Hospitals all over Botswana and Africa are, or are in the process of being, connected. By the efforts of local educators, IT companies and the 4Afrika Initiative, hospitals will have easier access to crucial medical records and students will have easier time learning.

The overarching goal is that people in Africa will share medical, educational and technological innovations with the rest of the world.

Michael Hopek

Sources: Penn Medicine, Microsoft, UW Electrical Engineering, 4Afrika Microsoft 1, 4Afrika Microsoft 2, 4Afrika Microsoft 3, 4Afrika Microsoft 4
Photo: The Guardian

3 American Tech Companies and Africa

While Africa has its share of security issues, it has its share of economic growth as well. In fact, as a continent, it is growing at a faster rate than North America. This has spurred a big push in many African countries to modernize technologically which has given rise to many tech hubs and even a few tech cities. All of this begs the question: What are American tech companies doing to contribute to and capitalize on this type of growth? Here is a list of what three of the largest American tech companies have been up to in Africa.

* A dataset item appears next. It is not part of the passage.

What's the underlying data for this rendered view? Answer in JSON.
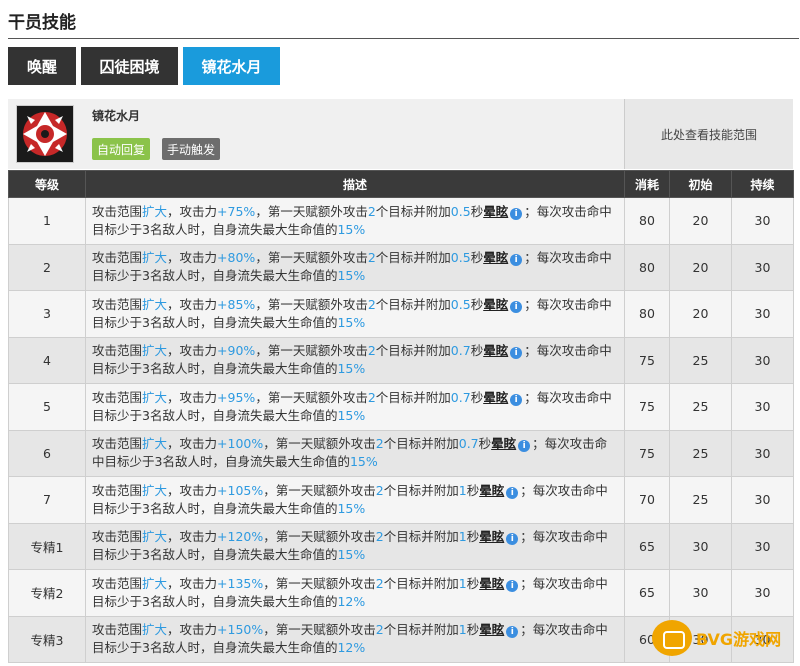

IBM recently opened an office in Dakar, Senegal which the company believes will bring in roughly $20 billion by 2015. IBM is no stranger to the region as it sold supplies to South Africa in 1911. Recently, IBM has become more and more focused on Africa and has established a presence in 20 of Africa’s 54 countries. No doubt IBM is hoping to establish a bigger presence in many of the upstart tech hubs which have begun sprouting up all over the continent.

In an attempt to gain ground in the smartphone market as well as capitalize on Africa’s quickly growing tech industry, Microsoft has introduced its Microsoft 4Afrika initiative.  Microsoft 4Afrika will be producing a moderately price $150 smartphone. The phone will be marketed toward Africa’s middle-class which comprises one quarter of Africa’s billion people. Microsoft has plans with Nokia to release two more smartphones in the near future. This decision was likely influenced by Africa’s number one spot as the world’s fastest growing region for smartphones. The region has grown by 43% per year since 2000.

Google chairman Eric Schmidt noted that Nairobi has become a remarkable tech hub and has the potential to become an African leader in innovation. However, Google seems to be losing ground in Africa as French based mobile operator Orange and Baidu, China’s answer to Google, have collaborated on a jointly branded smartphone. This comes as no surprise as China has been aggressive in its attempts to forge business partnerships all over the quickly changing continent.

Africa’s main draw to tech companies is that it continues to grow while larger economies have stalled. If this trend continues, those companies who are left behind investing in these developed markets may see their profits eclipsed by these fast growing economies.

-Pete Grapentien

Source The Economist